TinnitusTinnitus can be perceived in either one or both ears, and is often described as “ringing in the ears”. It can, however, take the form of high-pitched whining, hissing, humming, whistling, buzzing and many others. It is not always continuous and its intensity can vary. Most people with tinnitus have some degree of hearing loss. However, to some patients, tinnitus does not mean a loss of hearing, but rather a loss of silence. Tinnitus can be brought on by stress, illness or exposure to loud noise. Other causes can include certain antibiotics and anti-cancer medication, trauma, aspirin and heredity. These incidents or causes can release free radicals that can damage the delicate hair cells of the inner ear. These damaged cells release excessive amounts of a toxic substance called glutamate that causes increased activity in the “hearing centre” of the brain and leads to the perception of phantom sounds (tinnitus). The diagnosis of tinnitus requires a comprehensive audiological examination, covering a review of medical history and tinnitus assessment tests. The first step towards relief from tinnitus is visiting an audiologist. An ENT (Ear, Nose and Throat Specialist) consultation may also be required. Tinnitus Treatment –At the moment there is no single treatment for tinnitus that works in the same way for everyone. The first step is to consult an audiologist for a full audiological examination.If an underlying cause – such as ear wax build-up – can be found, the matter can be treated and the tinnitus should improve. If, however, the tinnitus is as a result of a number of factors, as is most often the case, a management programme will be suggested by your audiologist. This may include one or a combination of the following:

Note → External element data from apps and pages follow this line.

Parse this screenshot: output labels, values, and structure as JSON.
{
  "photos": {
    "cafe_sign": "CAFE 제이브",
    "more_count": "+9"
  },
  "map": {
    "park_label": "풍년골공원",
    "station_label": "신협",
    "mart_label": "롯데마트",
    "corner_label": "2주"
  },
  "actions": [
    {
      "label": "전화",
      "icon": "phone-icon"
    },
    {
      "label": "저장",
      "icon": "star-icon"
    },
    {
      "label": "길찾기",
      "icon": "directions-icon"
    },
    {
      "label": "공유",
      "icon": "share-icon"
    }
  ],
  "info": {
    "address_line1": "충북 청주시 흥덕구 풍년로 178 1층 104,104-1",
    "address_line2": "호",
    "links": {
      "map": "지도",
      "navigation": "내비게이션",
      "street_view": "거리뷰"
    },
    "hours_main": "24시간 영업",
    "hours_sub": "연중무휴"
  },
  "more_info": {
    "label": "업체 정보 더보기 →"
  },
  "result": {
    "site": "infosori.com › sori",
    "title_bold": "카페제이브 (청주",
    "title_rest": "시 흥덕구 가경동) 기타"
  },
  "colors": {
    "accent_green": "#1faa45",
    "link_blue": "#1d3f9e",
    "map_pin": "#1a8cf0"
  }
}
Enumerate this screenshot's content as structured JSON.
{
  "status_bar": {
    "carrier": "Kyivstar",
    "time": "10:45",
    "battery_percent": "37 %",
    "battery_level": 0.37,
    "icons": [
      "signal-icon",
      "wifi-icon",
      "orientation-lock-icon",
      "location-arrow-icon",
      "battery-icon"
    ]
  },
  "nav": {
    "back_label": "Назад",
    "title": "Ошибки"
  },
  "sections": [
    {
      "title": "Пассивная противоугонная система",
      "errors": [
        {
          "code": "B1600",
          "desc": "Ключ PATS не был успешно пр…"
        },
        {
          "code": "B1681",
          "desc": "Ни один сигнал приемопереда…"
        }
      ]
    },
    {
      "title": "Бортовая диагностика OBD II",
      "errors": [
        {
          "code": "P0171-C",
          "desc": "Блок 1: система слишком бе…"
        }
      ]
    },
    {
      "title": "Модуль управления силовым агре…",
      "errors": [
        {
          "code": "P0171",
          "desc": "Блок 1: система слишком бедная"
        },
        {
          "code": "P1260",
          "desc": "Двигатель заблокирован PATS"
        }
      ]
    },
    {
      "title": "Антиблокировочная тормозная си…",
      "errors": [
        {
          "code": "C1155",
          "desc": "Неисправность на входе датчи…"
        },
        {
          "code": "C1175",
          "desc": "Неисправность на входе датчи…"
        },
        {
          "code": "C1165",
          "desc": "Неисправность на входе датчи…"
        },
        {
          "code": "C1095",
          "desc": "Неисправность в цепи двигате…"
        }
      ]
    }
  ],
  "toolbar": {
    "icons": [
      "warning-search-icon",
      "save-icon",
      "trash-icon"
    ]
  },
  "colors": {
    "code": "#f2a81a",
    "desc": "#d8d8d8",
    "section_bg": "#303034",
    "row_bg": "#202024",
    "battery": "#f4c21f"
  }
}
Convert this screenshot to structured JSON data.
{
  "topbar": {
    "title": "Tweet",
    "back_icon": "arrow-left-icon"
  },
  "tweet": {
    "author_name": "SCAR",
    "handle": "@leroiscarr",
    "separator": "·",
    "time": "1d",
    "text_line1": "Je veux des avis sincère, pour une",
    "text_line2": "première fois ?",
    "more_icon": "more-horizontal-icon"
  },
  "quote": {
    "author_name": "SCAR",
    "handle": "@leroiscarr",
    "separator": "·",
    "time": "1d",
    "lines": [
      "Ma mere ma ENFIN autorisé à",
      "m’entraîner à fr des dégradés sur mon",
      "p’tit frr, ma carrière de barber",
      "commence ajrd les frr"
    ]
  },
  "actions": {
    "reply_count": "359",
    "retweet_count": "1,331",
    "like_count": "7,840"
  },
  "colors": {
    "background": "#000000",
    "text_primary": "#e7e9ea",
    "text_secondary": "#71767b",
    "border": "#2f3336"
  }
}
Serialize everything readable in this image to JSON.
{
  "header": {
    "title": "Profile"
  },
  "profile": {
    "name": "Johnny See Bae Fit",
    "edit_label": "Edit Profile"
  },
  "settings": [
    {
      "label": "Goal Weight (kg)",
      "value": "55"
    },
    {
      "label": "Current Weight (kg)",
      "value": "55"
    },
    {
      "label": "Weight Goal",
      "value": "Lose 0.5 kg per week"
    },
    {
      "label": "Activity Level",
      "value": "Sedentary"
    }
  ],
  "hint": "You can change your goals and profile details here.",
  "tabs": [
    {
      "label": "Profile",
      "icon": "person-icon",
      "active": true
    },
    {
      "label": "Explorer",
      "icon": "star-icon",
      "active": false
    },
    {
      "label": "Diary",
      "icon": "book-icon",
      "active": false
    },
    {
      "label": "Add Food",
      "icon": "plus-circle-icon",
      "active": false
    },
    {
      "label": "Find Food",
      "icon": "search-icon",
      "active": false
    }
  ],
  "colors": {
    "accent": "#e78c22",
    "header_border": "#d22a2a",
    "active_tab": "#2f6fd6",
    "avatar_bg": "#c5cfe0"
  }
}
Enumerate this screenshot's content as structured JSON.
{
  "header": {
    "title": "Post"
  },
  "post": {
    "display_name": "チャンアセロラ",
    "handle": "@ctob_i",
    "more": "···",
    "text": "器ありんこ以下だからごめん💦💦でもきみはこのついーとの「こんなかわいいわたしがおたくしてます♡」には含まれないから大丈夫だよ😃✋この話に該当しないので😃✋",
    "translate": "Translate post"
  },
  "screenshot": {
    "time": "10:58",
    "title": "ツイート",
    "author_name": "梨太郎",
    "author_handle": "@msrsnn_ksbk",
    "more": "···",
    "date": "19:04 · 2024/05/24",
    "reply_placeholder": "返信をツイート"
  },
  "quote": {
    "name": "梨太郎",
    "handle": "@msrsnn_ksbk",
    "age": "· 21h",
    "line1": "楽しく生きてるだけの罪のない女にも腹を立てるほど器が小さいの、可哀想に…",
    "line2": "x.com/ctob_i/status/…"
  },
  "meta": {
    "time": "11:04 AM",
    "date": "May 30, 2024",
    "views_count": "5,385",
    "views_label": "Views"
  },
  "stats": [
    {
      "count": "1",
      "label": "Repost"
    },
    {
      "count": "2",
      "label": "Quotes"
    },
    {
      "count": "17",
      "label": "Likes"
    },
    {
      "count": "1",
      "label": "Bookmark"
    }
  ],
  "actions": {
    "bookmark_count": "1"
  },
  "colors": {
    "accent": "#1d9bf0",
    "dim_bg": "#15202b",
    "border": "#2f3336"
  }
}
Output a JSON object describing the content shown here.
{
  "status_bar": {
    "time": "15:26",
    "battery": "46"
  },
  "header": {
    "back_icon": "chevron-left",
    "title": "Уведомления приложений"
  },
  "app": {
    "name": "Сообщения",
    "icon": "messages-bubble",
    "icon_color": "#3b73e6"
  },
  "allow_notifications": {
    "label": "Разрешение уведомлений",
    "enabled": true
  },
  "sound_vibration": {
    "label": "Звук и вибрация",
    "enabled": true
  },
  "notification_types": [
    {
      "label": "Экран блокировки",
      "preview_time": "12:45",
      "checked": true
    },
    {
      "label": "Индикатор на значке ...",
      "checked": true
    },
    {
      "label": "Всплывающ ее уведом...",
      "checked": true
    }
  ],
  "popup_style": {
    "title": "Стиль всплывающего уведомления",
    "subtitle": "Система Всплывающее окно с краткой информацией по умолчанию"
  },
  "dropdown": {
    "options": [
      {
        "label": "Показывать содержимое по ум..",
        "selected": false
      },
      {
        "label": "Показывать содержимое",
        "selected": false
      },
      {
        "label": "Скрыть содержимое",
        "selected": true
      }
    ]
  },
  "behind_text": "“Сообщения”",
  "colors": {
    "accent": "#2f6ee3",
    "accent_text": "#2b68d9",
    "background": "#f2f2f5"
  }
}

HEARING AIDSTinnitus is often associated with hearing loss. Fitting a patient with hearing aids often enriches their sound environment in such a way that the tinnitus might be no longer bothersome.
SOUND ENRICHMENTAs tinnitus is often most noticeable in quiet environments, background noise such as music or the television can help distract you from the sound of tinnitus. Listening to natural relaxing sounds, such as the sound of rain or the ocean, can also help. These are available at the Ear Institute as an application for a smartphone, or on a CD. Hearing aids are also available that are equipped with a noise generator, which can help to distract you from the sound of the tinnitus.
COUNSELLINGUnderstanding tinnitus is also very important in helping you cope with it. Tinnitus counselling involves discussing your condition with an audiologist.
Hearing Health Bio Armour
- Hearing Health Bio Armour is a complete daily supplement researched and developed to improve tinnitus by reducing damage with antioxidant micronutrients. The ingredients in Hearing Health are also designed to improve your immune system function, reduce inflammation, increase energy levels and improve overall health.
- Hearing Health Bio Armour should be taken for a period of at least three to six months for optimal cellular saturation. It is recommended that tinnitus sufferers stay on this micronutrient treatment indefinitely. Hearing Health Bio Armour is available at all branches of the Ear Institute. For more information, click here.